            example = tf.train.Example()
            example.features.feature['review'].bytes_list.value.append(proper_preprocessing(review))
            example.features.feature['label'].int64_list.value.append(label)

            writer.write(example.SerializeToString())


load_data('aclImdb/train/[posneg]*/*.txt', TRAIN_PATH)
load_data('aclImdb/test/[posneg]*/*.txt', TEST_PATH)
# schema for raw data
RAW_DATA_FEATURE = {
    'review': tf.FixedLenFeature(shape=[1], dtype=tf.string),
    'label': tf.FixedLenFeature(shape=[1], dtype=tf.int64)
}

RAW_DATA_METADATA = dataset_metadata.DatasetMetadata(
    dataset_schema.from_feature_spec(RAW_DATA_FEATURE))
# train our tft transformer
with beam.Pipeline() as pipeline:
    with beam_impl.Context(temp_dir=tempfile.mkdtemp()):
        coder = tft.coders.ExampleProtoCoder(RAW_DATA_METADATA.schema)

        train_data = (
            pipeline
            | 'ReadTrain' >> tfrecordio.ReadFromTFRecord(TRAIN_PATH)
            | 'DecodeTrain' >> beam.Map(coder.decode))

        test_data = (
            pipeline
            | 'ReadTest' >> tfrecordio.ReadFromTFRecord(TEST_PATH)
            | 'DecodeTest' >> beam.Map(coder.decode))


        # remove links, tags, quotes, apostraphes
        # bracketize proper nouns, names, and numbers
        # then lowercase, split by punctuation, and remove low frequency words
        def preprocessing_fn(inputs):
            remove = '|'.join(["https?:\/\/(www\.)?([^\s]*)", "<([^>]+)>", "\'", "\""])
            punctuation = r"([.,;!?\(\)\/])+"
            number_commas = r"([0-9]),([0-9])"

            reviews = tf.reshape(inputs['review'], [-1])

            reviews = tf.regex_replace(reviews, remove, '')
            reviews = tf.regex_replace(tf.regex_replace(reviews, punctuation, ' \\1 '), r"\s+", ' ')
            reviews = tf.regex_replace(reviews, number_commas, '\\1\\2')

            for letter in list('ABCDEFGHIJKLMNOPQRSTUVWXYZ'):
                reviews = tf.regex_replace(reviews, letter, letter.lower())

            terms = tf.string_split(reviews, ' ')
            terms_indices = tft.compute_and_apply_vocabulary(terms, frequency_threshold=5, num_oov_buckets=1, vocab_filename='vocab')

            return {
                'terms': terms,
                'terms_indices': terms_indices,
                'label': inputs['label']
            }


        (transformed_train_data, transformed_metadata), transform_fn = (
            (train_data, RAW_DATA_METADATA)
            | 'AnalyzeAndTransform' >> beam_impl.AnalyzeAndTransformDataset(preprocessing_fn))

        transformed_test_data, _ = (
            ((test_data, RAW_DATA_METADATA), transform_fn)
            | 'Transform' >> beam_impl.TransformDataset())

        transformed_data_coder = tft.coders.ExampleProtoCoder(transformed_metadata.schema)

        _ = (
            transformed_train_data
            | 'EncodeTrain' >> beam.Map(transformed_data_coder.encode)
            | 'WriteTrain' >> tfrecordio.WriteToTFRecord(TRAIN_TRANSFORMED_PATH))

        _ = (
            transformed_test_data
            | 'EncodeTest' >> beam.Map(transformed_data_coder.encode)
            | 'WriteTest' >> tfrecordio.WriteToTFRecord(TEST_TRANSFORMED_PATH))

        _ = (
            transform_fn
            | 'WriteTransformFn' >> transform_fn_io.WriteTransformFn(TFT_OUT_PATH))

NOTE: RE2 does not support constructs for which only backtracking solutions are known to exist.
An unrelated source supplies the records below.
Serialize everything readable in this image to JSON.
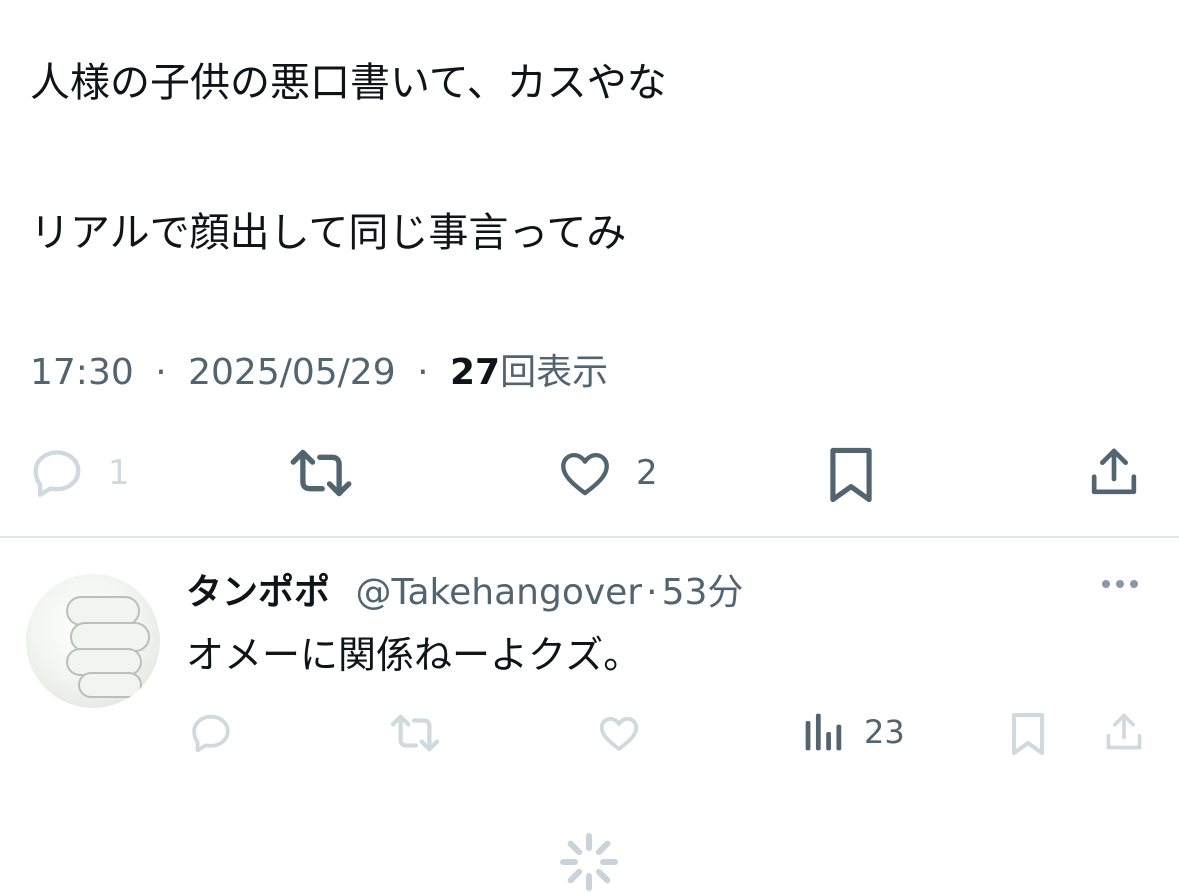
{
  "tweet": {
    "line1": "人様の子供の悪口書いて、カスやな",
    "line2": "リアルで顔出して同じ事言ってみ",
    "time": "17:30",
    "separator": "·",
    "date": "2025/05/29",
    "views_count": "27",
    "views_label": "回表示",
    "reply_count": "1",
    "like_count": "2"
  },
  "reply": {
    "name": "タンポポ",
    "handle": "@Takehangover",
    "separator": "·",
    "time": "53分",
    "text": "オメーに関係ねーよクズ。",
    "views_count": "23"
  },
  "icons": {
    "reply": "reply-icon",
    "retweet": "retweet-icon",
    "like": "heart-icon",
    "bookmark": "bookmark-icon",
    "share": "share-icon",
    "views": "views-icon",
    "more": "more-icon",
    "loading": "loading-spinner-icon"
  },
  "colors": {
    "text": "#0f1419",
    "secondary": "#536471",
    "muted": "#cfd9de",
    "divider": "#e1e8ed"
  }
}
Thus, backreferences and look-around assertions are not supported! As a result, I can't put my logic for identifying movie names / proper nouns into tf.regex_replace(...).
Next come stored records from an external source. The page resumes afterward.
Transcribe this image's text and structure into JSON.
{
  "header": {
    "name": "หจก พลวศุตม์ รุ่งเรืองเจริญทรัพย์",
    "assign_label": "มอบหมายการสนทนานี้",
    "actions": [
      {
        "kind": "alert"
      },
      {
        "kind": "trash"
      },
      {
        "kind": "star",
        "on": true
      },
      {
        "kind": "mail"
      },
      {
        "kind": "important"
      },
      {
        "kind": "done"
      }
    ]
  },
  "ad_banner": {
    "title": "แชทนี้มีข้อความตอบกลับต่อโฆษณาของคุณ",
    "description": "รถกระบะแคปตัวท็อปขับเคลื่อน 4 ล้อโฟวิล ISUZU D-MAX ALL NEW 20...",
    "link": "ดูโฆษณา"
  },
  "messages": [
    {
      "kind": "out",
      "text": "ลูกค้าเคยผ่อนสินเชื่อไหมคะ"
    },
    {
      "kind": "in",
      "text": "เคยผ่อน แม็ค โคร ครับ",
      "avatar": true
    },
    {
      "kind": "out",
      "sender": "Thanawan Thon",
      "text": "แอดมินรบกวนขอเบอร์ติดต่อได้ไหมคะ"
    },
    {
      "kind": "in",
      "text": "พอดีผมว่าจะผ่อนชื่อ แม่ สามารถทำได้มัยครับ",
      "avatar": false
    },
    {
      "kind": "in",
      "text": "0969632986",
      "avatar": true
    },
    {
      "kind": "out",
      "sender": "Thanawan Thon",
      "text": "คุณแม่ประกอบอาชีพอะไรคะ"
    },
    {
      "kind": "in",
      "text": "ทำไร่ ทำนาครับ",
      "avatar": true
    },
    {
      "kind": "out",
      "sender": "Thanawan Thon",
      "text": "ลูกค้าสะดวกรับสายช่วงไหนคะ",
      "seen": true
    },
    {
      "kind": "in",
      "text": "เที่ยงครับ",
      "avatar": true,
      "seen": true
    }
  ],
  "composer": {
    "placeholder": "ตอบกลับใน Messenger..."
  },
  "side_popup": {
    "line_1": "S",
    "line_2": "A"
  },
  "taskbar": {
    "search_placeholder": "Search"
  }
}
While I have found tf.Transform super-useful, we are still constrained by preprocessing that can be done with native TF ops! tf.py_func lets you insert a Python function as a TF op. However, a documented limitation is that it is not serialized in the GraphDef, so it cannot be used for serving, which requires serializing the model and restoring in a different environment. This has prevended me from doing more complicated text preprocessing steps like Porter stemming. Nevertheless, I still love tf.Transform, an unsung hero of the TF ecosystem!

Link to all code: https://github.com/donaldrauscher/movie-reviews-tf